19:15-21:15 When they lived in Ontario (Editor’s note: the Bidaburus lived in Burns for 28 years, then moved to Ontario, where they lived for 5 years before moving to Boise in 1994 – for more information, see Carmen Bidaburu’s interview summary), they were active members of the Basque community as well, and still attend the annual Basque festivals every year. Vicente never learned to dance because he was too busy with work, but enjoys the watching people dance at the festivals. He compares the Ontario Basque community to the one in Burns. One major difference was that he was at two different stages of his life in each place. Since he was younger in Burns, he did certain things for fun that younger people do. He was older in Ontario, so he participated in the social activities that older people did. In Ontario, Vicente played cards every Saturday. There was no Basque Center in Ontario, so friends would meet at each other’s homes for card games.

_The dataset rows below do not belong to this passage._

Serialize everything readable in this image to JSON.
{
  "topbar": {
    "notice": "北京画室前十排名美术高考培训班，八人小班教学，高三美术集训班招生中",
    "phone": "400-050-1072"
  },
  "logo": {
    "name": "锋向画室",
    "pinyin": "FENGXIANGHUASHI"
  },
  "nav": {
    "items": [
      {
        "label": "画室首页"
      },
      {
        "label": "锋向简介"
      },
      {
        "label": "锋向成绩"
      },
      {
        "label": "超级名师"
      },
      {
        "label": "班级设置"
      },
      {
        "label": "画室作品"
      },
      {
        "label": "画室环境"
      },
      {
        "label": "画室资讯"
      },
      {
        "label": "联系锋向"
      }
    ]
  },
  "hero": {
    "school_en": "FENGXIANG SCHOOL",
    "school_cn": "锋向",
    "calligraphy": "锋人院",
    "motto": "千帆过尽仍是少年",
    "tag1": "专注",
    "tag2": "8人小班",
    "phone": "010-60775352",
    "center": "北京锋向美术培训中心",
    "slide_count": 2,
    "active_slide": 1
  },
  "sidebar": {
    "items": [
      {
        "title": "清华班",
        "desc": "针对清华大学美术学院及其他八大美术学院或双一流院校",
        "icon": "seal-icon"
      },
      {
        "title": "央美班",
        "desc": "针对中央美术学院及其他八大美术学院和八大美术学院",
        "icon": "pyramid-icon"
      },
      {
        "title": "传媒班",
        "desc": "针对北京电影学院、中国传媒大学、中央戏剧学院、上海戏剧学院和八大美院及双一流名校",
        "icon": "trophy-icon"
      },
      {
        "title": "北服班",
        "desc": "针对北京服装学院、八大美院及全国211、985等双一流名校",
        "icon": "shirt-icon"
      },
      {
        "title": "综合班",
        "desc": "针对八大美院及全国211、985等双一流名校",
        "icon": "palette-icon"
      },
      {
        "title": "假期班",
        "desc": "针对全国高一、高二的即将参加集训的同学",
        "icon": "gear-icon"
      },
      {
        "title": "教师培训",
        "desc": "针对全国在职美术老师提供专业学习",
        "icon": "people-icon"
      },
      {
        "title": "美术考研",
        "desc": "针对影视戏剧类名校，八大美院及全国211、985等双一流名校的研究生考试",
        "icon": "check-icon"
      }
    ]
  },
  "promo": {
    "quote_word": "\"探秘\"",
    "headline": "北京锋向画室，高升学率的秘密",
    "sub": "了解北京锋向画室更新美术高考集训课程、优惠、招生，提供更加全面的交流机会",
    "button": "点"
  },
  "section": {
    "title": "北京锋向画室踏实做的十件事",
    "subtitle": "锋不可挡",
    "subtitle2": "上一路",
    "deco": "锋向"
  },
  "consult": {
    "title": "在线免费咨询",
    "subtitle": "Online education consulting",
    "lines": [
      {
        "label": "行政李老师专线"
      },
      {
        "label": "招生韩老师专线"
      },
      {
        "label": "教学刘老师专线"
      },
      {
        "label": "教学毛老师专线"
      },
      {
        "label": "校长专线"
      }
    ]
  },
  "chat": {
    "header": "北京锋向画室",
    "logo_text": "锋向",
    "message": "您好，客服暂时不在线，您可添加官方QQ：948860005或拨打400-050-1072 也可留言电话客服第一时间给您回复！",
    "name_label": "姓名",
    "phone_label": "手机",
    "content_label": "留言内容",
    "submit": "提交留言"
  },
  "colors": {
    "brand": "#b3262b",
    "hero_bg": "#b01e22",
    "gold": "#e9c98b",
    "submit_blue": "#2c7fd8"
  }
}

21:15-24:30 When Vicente and his wife moved to Boise in 1994, he did not feel that he was joining a new community, because he had known Basques in Boise for many years. The community was not foreign to him. He had lots of friends in the area, and would meet them for card games, funerals, and church services. Vicente had joined the Basque Center in Boise just after he immigrated (1955), and renewed his membership when he moved to Boise in 1994. Backing up, he explains that Boise was the first place he lived before heading to Steens Mountain to herd sheep, and his cousins, the Bastidas, were instrumental in founding the Center. It was important for him to join the Center because the monthly dinners are good opportunities to eat well and socialize with friends. He enjoys talking and spending time with other Basques.

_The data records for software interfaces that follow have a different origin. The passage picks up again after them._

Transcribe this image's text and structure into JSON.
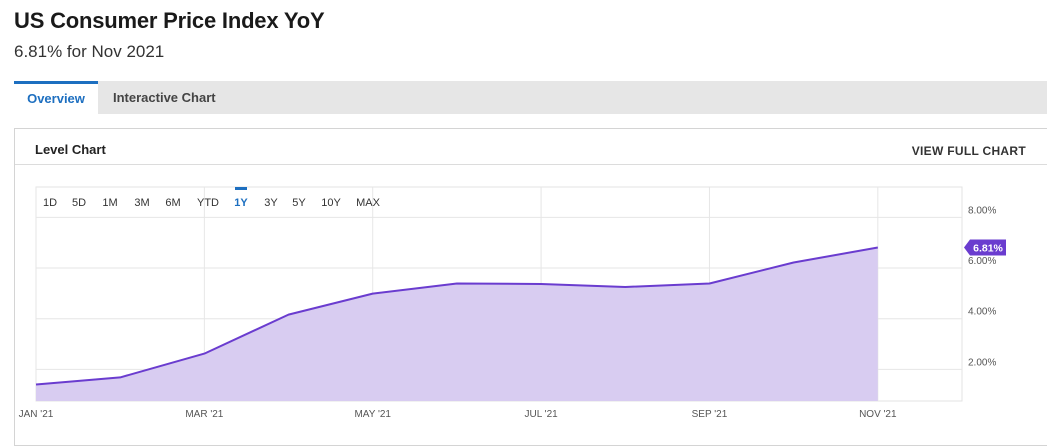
{
  "header": {
    "title": "US Consumer Price Index YoY",
    "subtitle": "6.81% for Nov 2021"
  },
  "tabs": [
    {
      "label": "Overview",
      "active": true
    },
    {
      "label": "Interactive Chart",
      "active": false
    }
  ],
  "panel": {
    "title": "Level Chart",
    "view_full_label": "VIEW FULL CHART"
  },
  "range_buttons": [
    "1D",
    "5D",
    "1M",
    "3M",
    "6M",
    "YTD",
    "1Y",
    "3Y",
    "5Y",
    "10Y",
    "MAX"
  ],
  "active_range": "1Y",
  "colors": {
    "accent": "#1d6fc0",
    "line": "#6a3ccf",
    "fill": "#d8ccf1",
    "badge": "#6a3ccf"
  },
  "chart_data": {
    "type": "area",
    "x": [
      "2021-01",
      "2021-02",
      "2021-03",
      "2021-04",
      "2021-05",
      "2021-06",
      "2021-07",
      "2021-08",
      "2021-09",
      "2021-10",
      "2021-11",
      "2021-12"
    ],
    "series": [
      {
        "values": [
          1.4,
          1.68,
          2.62,
          4.16,
          4.99,
          5.39,
          5.37,
          5.25,
          5.39,
          6.22,
          6.81
        ]
      }
    ],
    "x_tick_labels": [
      "JAN '21",
      "MAR '21",
      "MAY '21",
      "JUL '21",
      "SEP '21",
      "NOV '21"
    ],
    "y_ticks": [
      2,
      4,
      6,
      8
    ],
    "y_tick_labels": [
      "2.00%",
      "4.00%",
      "6.00%",
      "8.00%"
    ],
    "last_value_label": "6.81%",
    "ylim": [
      0.75,
      9.2
    ],
    "grid": true,
    "y_axis_side": "right"
  }
}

24:30-30:00 When asked how he would identify himself, Vicente says that he is American first, then Basque, because the United States has been such a good country for him. He has visited the Basque country several times and feels comfortable there with friends and family. Vicente explains that it is important to learn how people from different countries/cultures live. More specifically, it is important to try to do as they do when you are with them. He laughs at the old saying, but agrees that “when in Rome, do as the Romans do.” Vicente has noticed some changes in the Basque country over the years, but not all the changes are good. He misses seeing working baserris, and misses seeing people growing gardens and working on their farms.

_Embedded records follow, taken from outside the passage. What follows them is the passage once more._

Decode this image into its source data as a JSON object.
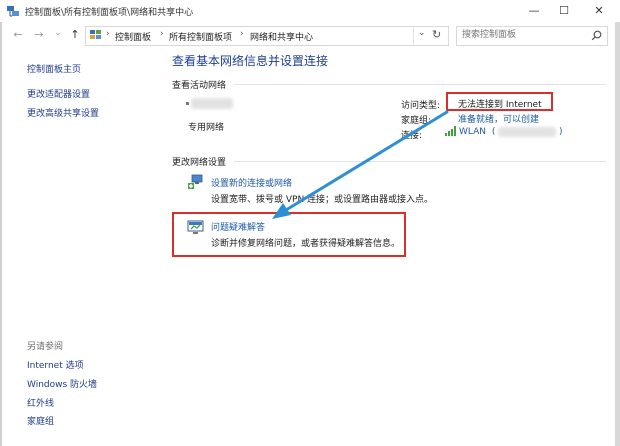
{
  "window": {
    "title": "控制面板\\所有控制面板项\\网络和共享中心",
    "minimize_glyph": "—",
    "maximize_glyph": "☐",
    "close_glyph": "✕"
  },
  "nav": {
    "back_glyph": "←",
    "forward_glyph": "→",
    "dropdown_glyph": "⌄",
    "up_glyph": "↑"
  },
  "address": {
    "crumbs": [
      "控制面板",
      "所有控制面板项",
      "网络和共享中心"
    ],
    "separator": "›",
    "dropdown_glyph": "⌄",
    "refresh_glyph": "↻"
  },
  "search": {
    "placeholder": "搜索控制面板",
    "icon": "search-icon"
  },
  "sidebar": {
    "home": "控制面板主页",
    "links": [
      "更改适配器设置",
      "更改高级共享设置"
    ],
    "see_also_label": "另请参阅",
    "see_also": [
      "Internet 选项",
      "Windows 防火墙",
      "红外线",
      "家庭组"
    ]
  },
  "main": {
    "title": "查看基本网络信息并设置连接",
    "active_networks_label": "查看活动网络",
    "network_type": "专用网络",
    "access_type_label": "访问类型:",
    "access_type_value": "无法连接到 Internet",
    "homegroup_label": "家庭组:",
    "homegroup_value": "准备就绪，可以创建",
    "connections_label": "连接:",
    "connection_value": "WLAN",
    "connection_suffix_open": "(",
    "connection_suffix_close": ")",
    "change_settings_label": "更改网络设置",
    "setup_link": "设置新的连接或网络",
    "setup_desc": "设置宽带、拨号或 VPN 连接；或设置路由器或接入点。",
    "troubleshoot_link": "问题疑难解答",
    "troubleshoot_desc": "诊断并修复网络问题，或者获得疑难解答信息。"
  },
  "colors": {
    "annotation_red": "#d6302b",
    "annotation_arrow": "#2f8fd6",
    "link_blue": "#1e5aa8",
    "title_blue": "#1e3f8f"
  }
}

0-6:00 Vicente says that even though people are not farming or living the way they used to, he does not feel as if something has been lost. He talks about the push to renovate the old baserris, a project largely funded by the Basque government. He loves to visit, but since his children are in the US, he does not think he will move back to the Basque country permanently. He sees his future as open and free, so he does not want to make any promises as to where he will be in the years to come.
NAMES AND PLACES
Arrizabalaga, Josefa – Vicente’s mother.
Barrenetxe – the name of Vicente’s family’s baserri in Ereño.
Bastida – some of Vicente’s cousins are Bastidas.
Bidaburu, Bernarda – one of Vicente’s sisters.
Bidaburu, Francisco – Vicente brother.
Bidaburu, María Luísa – one of Vicente’s sisters.
Bidaburu, Máximo – Vicente’s father.
Don Andrés – Vicente’s teacher in Ereño.
Madarieta, Carmen – Vicente’s wife.
Zabala – Vicente worked for a Zabala in Ispaster, making charcoal.
Basque Center, Boise, Idaho – Vicente has been a member for many years.
Boise, Idaho – current residence.
Burns, Oregon – residence for 28 years.
Edward Hines Lumber Mill, Burns, Oregon – Vicente’s employer for almost 28 years.
Ereño, Bizkaia – Vicente’s birthplace.
Gernika, Bizkaia – Vicente remembers the bombing of this city in 1937, and how he worked on a crew to help clean up the rubble.
Ontario, Oregon – residence for 5 years.
Walt McLean Sheep Company, Steens Mountain, Oregon – Vicente’s first job in the United States.
Basque clubs and organizations
Bombing of Gernika
Non-Boise Basque communities
Spanish Civil War